I have been watching the public dance about KCET and PBS squaring off about tithing rates for programming. This tension challenges some of KCET’s biggest assets: goodwill and cross-promoted programming brands. KCET’s potential future as an independent station changes everything: cost structure, programming, audience, donor support, etc. This transition also can allow it, however, to start fresh.
If you were going to start anew with a local television station in this current digital era, what would you build?
Real online/offline community engagement?
Partnerships with local colleges for a marvelous science show?
Partnerships with local arts organizations to cover Los Angeles arts, including in-depth bios and community engagements?
Partnerships with local newspapers for marvelous public affairs shows?
Engaging with the donor community more actively participate with the brand?
Finding the best of other cities’ local content?
Picking up good next-level down kids’ branded content?
Breaking away from the over 65 and under 5 crowd and program for another audience?
What is the face of the new brand? How would you quickly have to change your organization’s strengths? How do you build new local brands and personalities? How do you syndicate this production, or do you and to whom?
If you aren’t Sesame Street, McNeil Lehrer News Hour, Frontline, what are you?
Their website’s “Ask Al” discussion with the CEO (http://www.kcet.org/about/ask-al/ask-al-kcet-goes-independent.html) is filled with responses that are very negative with a few hurrays that someone finally might program for the real Southern California community. Perhaps the opportunity here is to break KCET away from this narrow set of expectations and very narrow demographic to build the next generation public television station for the local community?
The challenge is . . . what will that be? And how will the station make the short- and long- term organizational changes to run it, market it, and thrive?
I heard from a few past clients and students recently. The message mostly was “hey, I saw you on my 11 o’clock news! I never watch it, but happened to still have the TV on and there you were!”
Yes, that was me.
I did a half-hour interview in January that got inserted into newscasts in a few markets in February. Interesting both on what gets kept from a half hour (generally 1-2 sentences) and how viewable these things now are from outside the market.
Here we have one that is embeddable and two that are linkable:
Thoughts? I had talked for quite a while on the areas that interest me, which includes communicating between family members, thinking about your own brand, etc. I was sound-bited to what you hear and see in these links.
I’m always fascinated at the interplay between traditional and digital media. The traditional gives memes and other bursts of energy a boost into the broader knowledge base. Twitter got two such boosts today:

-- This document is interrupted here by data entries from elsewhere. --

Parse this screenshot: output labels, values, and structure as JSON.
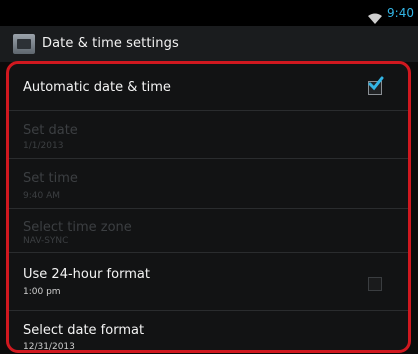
{
  "status_bar": {
    "time": "9:40"
  },
  "title_bar": {
    "title": "Date & time settings"
  },
  "settings": {
    "automatic": {
      "label": "Automatic date & time",
      "checked": true
    },
    "set_date": {
      "label": "Set date",
      "value": "1/1/2013",
      "enabled": false
    },
    "set_time": {
      "label": "Set time",
      "value": "9:40 AM",
      "enabled": false
    },
    "time_zone": {
      "label": "Select time zone",
      "value": "NAV-SYNC",
      "enabled": false
    },
    "hour24": {
      "label": "Use 24-hour format",
      "value": "1:00 pm",
      "checked": false
    },
    "date_format": {
      "label": "Select date format",
      "value": "12/31/2013"
    }
  },
  "colors": {
    "accent": "#33b5e5",
    "highlight_border": "#d0181f"
  }
}
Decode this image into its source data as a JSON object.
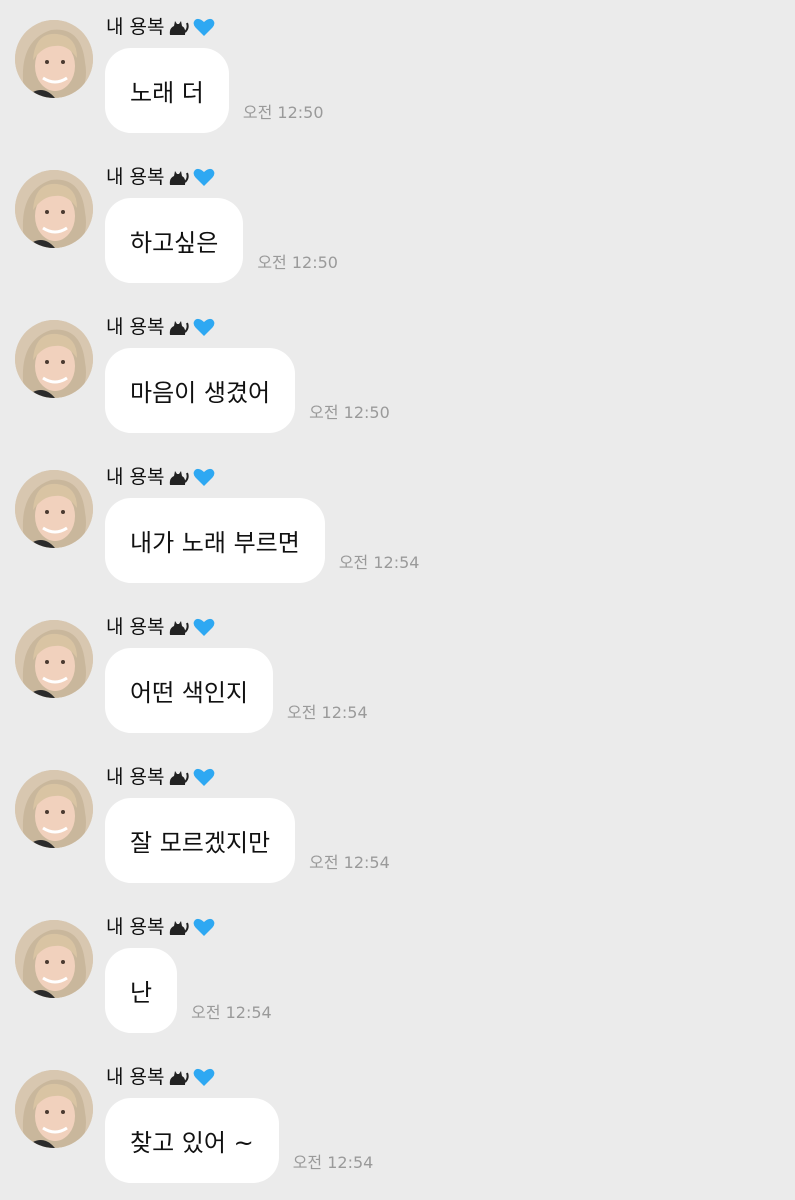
{
  "chat": {
    "messages": [
      {
        "sender": "내 용복",
        "text": "노래 더",
        "time": "오전 12:50"
      },
      {
        "sender": "내 용복",
        "text": "하고싶은",
        "time": "오전 12:50"
      },
      {
        "sender": "내 용복",
        "text": "마음이 생겼어",
        "time": "오전 12:50"
      },
      {
        "sender": "내 용복",
        "text": "내가 노래 부르면",
        "time": "오전 12:54"
      },
      {
        "sender": "내 용복",
        "text": "어떤 색인지",
        "time": "오전 12:54"
      },
      {
        "sender": "내 용복",
        "text": "잘 모르겠지만",
        "time": "오전 12:54"
      },
      {
        "sender": "내 용복",
        "text": "난",
        "time": "오전 12:54"
      },
      {
        "sender": "내 용복",
        "text": "찾고 있어 ~",
        "time": "오전 12:54"
      }
    ]
  },
  "icons": {
    "cat": "black-cat-icon",
    "heart": "blue-heart-icon"
  },
  "colors": {
    "background": "#ebebeb",
    "bubble": "#ffffff",
    "time_text": "#9a9a9a",
    "heart": "#2ea8f2"
  }
}
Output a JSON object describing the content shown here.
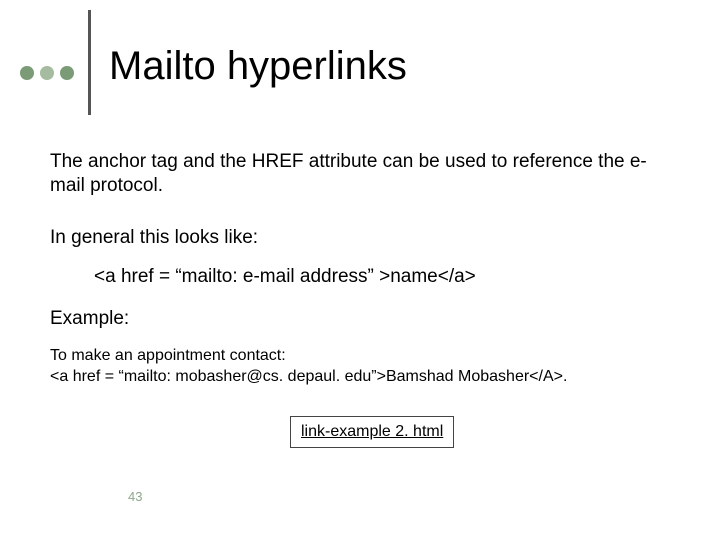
{
  "header": {
    "title": "Mailto hyperlinks"
  },
  "body": {
    "para1": "The anchor tag and the HREF attribute can be used to reference the e-mail protocol.",
    "para2": "In general this looks like:",
    "code": "<a href = “mailto: e-mail address” >name</a>",
    "example_label": "Example:",
    "example_line1": "To make an appointment contact:",
    "example_line2": "<a href = “mailto: mobasher@cs. depaul. edu”>Bamshad Mobasher</A>.",
    "link_label": "link-example 2. html"
  },
  "page_number": "43"
}
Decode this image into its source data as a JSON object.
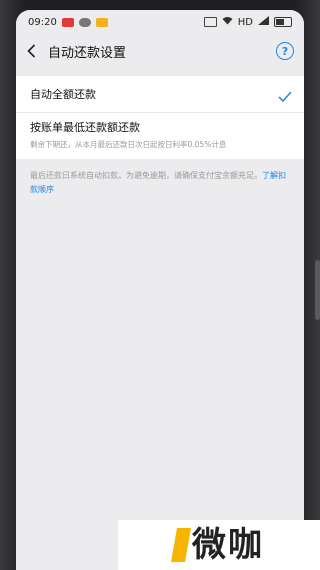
{
  "status_bar": {
    "time": "09:20",
    "network": "HD"
  },
  "nav": {
    "title": "自动还款设置",
    "help_glyph": "?"
  },
  "options": [
    {
      "title": "自动全额还款",
      "selected": true
    },
    {
      "title": "按账单最低还款额还款",
      "description": "剩余下期还，从本月最后还款日次日起按日利率0.05%计息",
      "selected": false
    }
  ],
  "note": {
    "text": "最后还款日系统自动扣款。为避免逾期，请确保支付宝余额充足。",
    "link": "了解扣款顺序"
  },
  "watermark": {
    "text": "微咖"
  },
  "colors": {
    "accent": "#1e87e6",
    "background": "#ececee",
    "watermark_mark": "#f7b500"
  }
}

— JobAngels — a Tweet and re-Tweet vehicle to help people find jobs, with 300 or so jobs circulated, caught the attention with an article. — Kogi BBQ — a more interesting mix of viral and live is the Kogi taco truck, which is met by 500 people as it is Twittercast where it is going. Also fascinating that the people running the truck call a sister in New York who Tweets from there (not from Twitterberry or iPhone tweeting, etc.), a low-tech/high-tech mix. The Times also added video to this story online.
The first seems like a promotional spin as a human interest story. The latter seems like an interesting mash-up of fan subculture and foodie-ism with tech innovation. It also relates to the pay-for-play contentions on the Yelp article, asserting that Yelp may be shaking down restaurants to get foggy sponsorships.
So what is the LA Times saying about its competition with all of these? As these are about its competition, the instant news options that are pushing the LA Times out of bed.